Element data from apps and pages:
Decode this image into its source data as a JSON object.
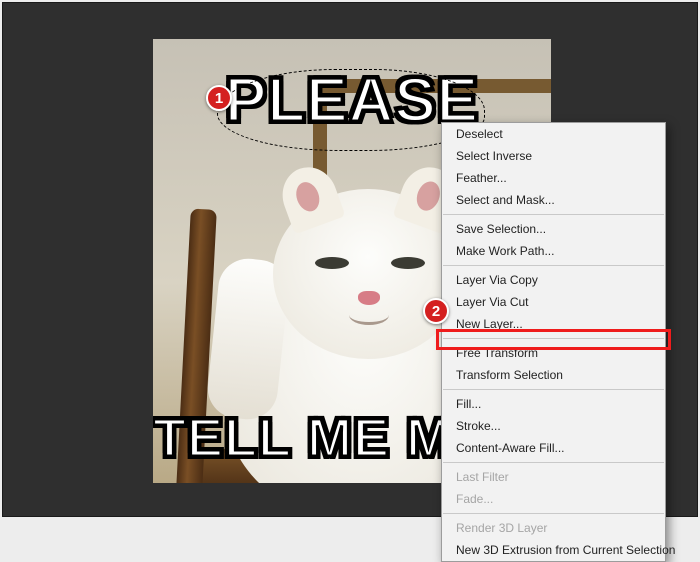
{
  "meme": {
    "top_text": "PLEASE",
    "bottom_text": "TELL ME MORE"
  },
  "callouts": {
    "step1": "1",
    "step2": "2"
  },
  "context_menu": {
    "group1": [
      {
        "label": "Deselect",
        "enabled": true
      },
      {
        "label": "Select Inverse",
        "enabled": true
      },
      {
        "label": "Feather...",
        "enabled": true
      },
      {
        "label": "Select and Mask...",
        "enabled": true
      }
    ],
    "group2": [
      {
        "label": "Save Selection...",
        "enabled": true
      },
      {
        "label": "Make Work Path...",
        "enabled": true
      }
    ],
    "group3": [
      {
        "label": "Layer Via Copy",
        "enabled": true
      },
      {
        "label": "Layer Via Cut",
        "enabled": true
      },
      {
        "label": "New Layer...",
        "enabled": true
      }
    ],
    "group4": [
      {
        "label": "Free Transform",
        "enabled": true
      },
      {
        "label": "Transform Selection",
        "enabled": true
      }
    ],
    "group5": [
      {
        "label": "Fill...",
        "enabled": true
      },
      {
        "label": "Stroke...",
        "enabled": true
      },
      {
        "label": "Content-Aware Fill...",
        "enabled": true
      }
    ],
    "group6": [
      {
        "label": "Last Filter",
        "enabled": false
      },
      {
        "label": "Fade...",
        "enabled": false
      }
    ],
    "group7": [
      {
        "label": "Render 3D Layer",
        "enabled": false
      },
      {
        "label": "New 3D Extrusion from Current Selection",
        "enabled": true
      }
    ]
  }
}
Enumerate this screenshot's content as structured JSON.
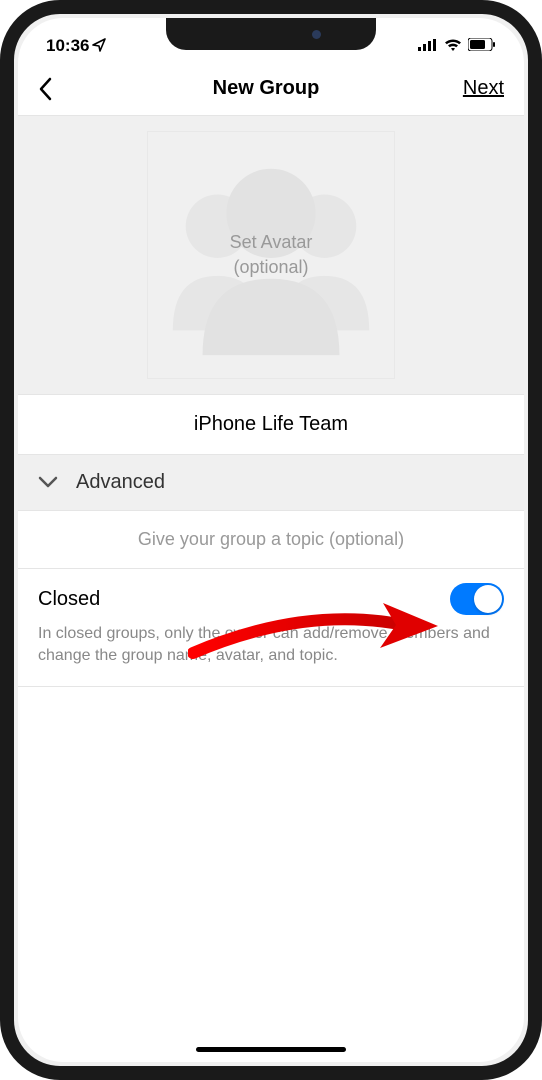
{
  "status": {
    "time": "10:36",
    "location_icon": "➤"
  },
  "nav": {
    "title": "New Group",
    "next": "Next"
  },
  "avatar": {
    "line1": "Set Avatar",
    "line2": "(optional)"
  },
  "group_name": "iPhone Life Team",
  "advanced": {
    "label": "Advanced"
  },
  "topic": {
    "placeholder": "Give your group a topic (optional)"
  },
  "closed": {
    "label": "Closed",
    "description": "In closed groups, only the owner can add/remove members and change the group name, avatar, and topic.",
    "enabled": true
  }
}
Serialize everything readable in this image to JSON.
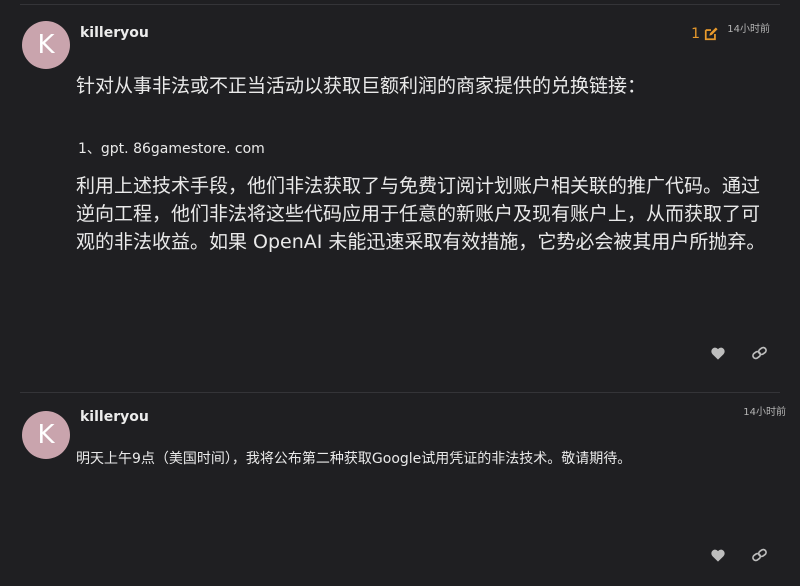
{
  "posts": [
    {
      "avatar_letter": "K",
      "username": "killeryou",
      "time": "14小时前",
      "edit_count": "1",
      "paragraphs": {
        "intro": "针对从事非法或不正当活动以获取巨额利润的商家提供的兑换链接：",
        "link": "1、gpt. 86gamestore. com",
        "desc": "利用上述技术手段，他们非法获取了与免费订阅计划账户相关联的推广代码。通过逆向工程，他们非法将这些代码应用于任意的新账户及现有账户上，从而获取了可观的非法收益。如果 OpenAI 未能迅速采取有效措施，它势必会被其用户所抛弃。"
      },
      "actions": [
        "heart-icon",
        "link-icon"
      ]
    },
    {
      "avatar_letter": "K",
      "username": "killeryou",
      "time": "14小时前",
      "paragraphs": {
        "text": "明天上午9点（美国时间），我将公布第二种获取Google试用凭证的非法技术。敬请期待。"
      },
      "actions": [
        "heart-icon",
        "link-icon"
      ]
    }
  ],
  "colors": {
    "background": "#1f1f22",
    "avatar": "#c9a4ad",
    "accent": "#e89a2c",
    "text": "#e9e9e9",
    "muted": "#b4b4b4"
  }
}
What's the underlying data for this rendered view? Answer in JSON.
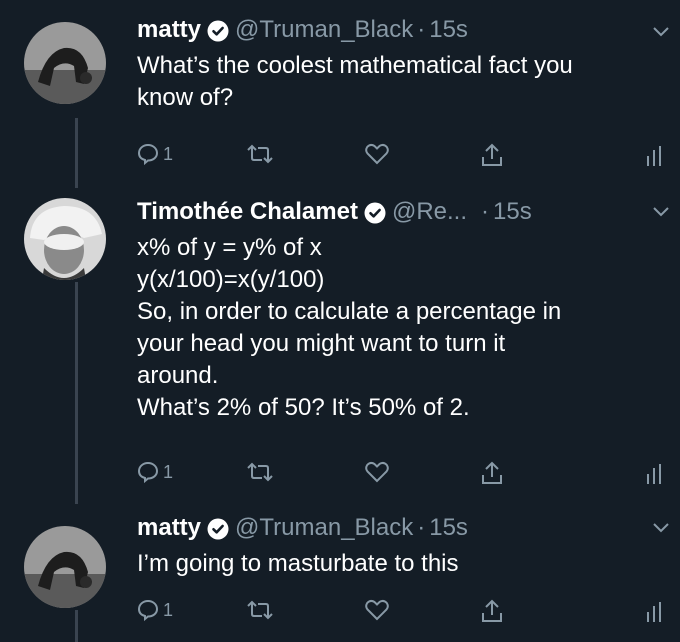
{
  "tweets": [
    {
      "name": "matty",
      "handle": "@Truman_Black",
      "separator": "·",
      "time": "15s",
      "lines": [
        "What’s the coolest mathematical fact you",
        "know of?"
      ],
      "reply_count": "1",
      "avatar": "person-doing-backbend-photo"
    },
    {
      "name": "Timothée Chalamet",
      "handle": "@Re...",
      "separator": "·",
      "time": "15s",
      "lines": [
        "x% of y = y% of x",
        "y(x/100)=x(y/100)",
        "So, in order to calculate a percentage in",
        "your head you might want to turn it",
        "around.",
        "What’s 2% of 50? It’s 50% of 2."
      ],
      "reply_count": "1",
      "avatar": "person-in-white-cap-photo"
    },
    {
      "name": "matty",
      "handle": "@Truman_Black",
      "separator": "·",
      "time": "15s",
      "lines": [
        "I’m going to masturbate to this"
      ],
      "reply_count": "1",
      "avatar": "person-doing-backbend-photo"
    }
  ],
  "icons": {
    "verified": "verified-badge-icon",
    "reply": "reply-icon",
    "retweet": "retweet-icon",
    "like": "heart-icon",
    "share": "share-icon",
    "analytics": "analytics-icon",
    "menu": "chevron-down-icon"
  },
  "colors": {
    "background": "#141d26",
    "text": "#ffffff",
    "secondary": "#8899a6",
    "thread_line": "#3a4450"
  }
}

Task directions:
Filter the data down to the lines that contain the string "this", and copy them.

Exercise solution:
Decode this image into its source data as a JSON object.
Enumerate this screenshot's content as structured JSON.
Serialize everything readable in this image to JSON.
What's the underlying data for this rendered view? Answer in JSON.
        "I’m going to masturbate to this"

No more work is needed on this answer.